Beginning today and running through August 2nd, the BlackStar Film Festival returns for its fourth year. Billing itself as a “celebration of cinema focused on work by and about people of African descent in a global context,” the fest will once again highlight groundbreaking features, short films, and documentaries. A full rundown of screenings can be found here, and amongst this year’s highlights are the short Black Card, a darkly satiric exploration of identity from director Pete Chatmon; installments of Jayson Musson‘s hilarious webseries The Adventures of Jamel: Time-Traveling B-Boy, the Philly premiere of the doc BaddDDD Sonia Sanchez, about the life of the acclaimed poet; Kiara Jones‘ dramedy Christmas Wedding Baby; the documentary Life’s Essentials with Ruby Dee chronicling the relationship between the actress and her husband, Ossie Davis; and Treasure: From Tragedy to Trans Justice; Mapping a Detroit Story, a compelling documentary about the murder of trans teen Shelly “Treasure” Hilliard.

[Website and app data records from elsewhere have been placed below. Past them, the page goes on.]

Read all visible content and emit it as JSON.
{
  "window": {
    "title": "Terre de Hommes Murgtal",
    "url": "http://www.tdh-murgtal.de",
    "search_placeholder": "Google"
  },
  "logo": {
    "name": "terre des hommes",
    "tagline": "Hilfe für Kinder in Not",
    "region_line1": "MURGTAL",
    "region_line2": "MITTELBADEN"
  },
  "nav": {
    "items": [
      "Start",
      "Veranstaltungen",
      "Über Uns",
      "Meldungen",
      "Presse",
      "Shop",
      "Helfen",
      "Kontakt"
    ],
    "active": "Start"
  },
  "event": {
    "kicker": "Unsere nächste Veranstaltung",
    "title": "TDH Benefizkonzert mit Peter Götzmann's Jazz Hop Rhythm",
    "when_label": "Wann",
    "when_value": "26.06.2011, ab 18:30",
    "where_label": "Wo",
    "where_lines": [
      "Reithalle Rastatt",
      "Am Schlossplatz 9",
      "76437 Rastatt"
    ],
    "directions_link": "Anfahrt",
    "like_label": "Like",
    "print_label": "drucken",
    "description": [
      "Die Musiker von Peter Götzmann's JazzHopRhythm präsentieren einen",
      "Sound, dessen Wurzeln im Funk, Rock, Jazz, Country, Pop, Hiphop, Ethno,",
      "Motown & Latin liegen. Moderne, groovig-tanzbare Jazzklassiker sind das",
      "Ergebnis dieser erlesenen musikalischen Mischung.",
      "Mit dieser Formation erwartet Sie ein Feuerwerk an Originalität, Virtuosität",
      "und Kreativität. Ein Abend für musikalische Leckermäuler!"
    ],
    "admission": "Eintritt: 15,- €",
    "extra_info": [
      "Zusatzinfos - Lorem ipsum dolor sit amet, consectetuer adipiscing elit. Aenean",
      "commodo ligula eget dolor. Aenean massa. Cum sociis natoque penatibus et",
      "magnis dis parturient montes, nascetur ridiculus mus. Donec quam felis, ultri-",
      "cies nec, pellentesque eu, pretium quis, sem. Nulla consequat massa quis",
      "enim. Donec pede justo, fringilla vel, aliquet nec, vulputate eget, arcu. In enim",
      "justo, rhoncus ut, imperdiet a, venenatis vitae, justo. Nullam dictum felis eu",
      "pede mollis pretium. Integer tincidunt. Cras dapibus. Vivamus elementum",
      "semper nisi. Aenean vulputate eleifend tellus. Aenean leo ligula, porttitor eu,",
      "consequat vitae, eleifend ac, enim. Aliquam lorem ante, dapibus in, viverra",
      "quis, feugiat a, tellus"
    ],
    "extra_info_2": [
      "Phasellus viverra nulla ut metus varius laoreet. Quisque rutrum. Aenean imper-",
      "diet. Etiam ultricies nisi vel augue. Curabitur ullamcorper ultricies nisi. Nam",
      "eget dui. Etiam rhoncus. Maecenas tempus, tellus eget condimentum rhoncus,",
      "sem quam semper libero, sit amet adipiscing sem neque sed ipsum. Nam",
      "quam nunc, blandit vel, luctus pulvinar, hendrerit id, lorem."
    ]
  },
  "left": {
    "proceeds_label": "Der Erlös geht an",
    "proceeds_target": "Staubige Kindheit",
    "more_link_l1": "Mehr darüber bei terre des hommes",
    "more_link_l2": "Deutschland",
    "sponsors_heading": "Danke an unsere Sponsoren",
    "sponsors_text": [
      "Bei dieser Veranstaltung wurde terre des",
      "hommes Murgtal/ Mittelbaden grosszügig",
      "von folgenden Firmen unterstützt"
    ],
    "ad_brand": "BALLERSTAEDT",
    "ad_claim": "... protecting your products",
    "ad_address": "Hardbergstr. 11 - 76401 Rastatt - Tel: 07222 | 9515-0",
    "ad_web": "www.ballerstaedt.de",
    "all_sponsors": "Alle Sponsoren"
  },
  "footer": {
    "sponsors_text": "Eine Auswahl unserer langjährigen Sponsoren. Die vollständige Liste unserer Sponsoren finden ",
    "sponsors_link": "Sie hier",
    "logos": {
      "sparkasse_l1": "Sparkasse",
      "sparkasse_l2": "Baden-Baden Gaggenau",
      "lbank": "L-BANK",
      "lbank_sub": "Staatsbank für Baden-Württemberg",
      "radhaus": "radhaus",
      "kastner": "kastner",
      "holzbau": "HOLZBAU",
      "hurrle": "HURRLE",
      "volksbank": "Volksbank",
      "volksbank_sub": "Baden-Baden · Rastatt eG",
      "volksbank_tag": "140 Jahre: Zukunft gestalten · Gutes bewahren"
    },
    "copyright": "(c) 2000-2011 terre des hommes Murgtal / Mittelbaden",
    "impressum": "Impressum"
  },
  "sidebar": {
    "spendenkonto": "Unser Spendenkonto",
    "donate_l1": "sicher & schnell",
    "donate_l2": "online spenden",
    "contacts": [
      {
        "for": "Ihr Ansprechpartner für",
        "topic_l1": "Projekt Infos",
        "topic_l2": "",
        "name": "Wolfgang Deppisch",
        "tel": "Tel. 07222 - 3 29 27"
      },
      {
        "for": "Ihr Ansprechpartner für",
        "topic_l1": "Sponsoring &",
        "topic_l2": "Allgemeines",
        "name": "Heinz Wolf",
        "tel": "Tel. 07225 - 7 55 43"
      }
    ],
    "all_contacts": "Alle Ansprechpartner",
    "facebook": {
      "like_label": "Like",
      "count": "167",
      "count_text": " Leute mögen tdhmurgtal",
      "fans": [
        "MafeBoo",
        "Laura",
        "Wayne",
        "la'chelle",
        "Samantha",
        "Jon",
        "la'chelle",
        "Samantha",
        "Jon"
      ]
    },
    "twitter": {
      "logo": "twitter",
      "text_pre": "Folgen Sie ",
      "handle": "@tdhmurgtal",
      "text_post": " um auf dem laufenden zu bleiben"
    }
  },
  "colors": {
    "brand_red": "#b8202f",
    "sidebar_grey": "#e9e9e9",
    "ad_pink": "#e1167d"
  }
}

Also featured during the four-day fest will be the BlackStar Closing Awards Show hosted by Monie Love and including performances from Phonte and Ethel Cee, a specially curated collection of youth-oriented films, panels on topics ranging from an exploration of the relationship between the media and social justice to one on how the film In the Morning was designed. More than anything, the festival will showcase the thriving global community of black filmmakers and how their work continues to hold a mirror to society. For up-to-the-minute details on the fest, click here.
Philly Mag turns our attention to these concepts for a revitalized Headhouse Square plaza from Ambit Architecture that would open up the space and help free it of its weird vibes. (Which we’re still convinced migrated over from Newmarket). Personally, we would have preferred a fresh start for the space that didn’t retain the weird barn aesthetic of the Shambles, but there is something to be said for consistency of design too we suppose. With no funding as of yet and the project still in the initial stages, this redevelopment is still a long way off. So you’ll have to keep bumping into people at the Farmer’s Market for the foreseeable future. Bummer.
This November, college rock dreamboats The Ocean Blue (who originally hail from Hershey, PA but played here enough in the early ’90s that they are honorary Philadelphians) will be re-releasing their three Sire Records on colored 180 gram vinyl via Shelflife Records. In conjunction with this bit of commerce, the band will be doing four U.S. shows in which they’ll be performing their 1989 self-titled debut and it’s 1991 follow-up, the dream pop masterpiece Cerulean in their entirety. They’ll be performing these works at World Cafe Life on November 20th, a development that may or may not have us spinning around the room like a “Ballerina Out of Control”, (get it?). Tickets go on sale this coming Monday. 1990s you would be all over this, but can your jaded 2015 equivalent handle all the sincere pop the band has to offer?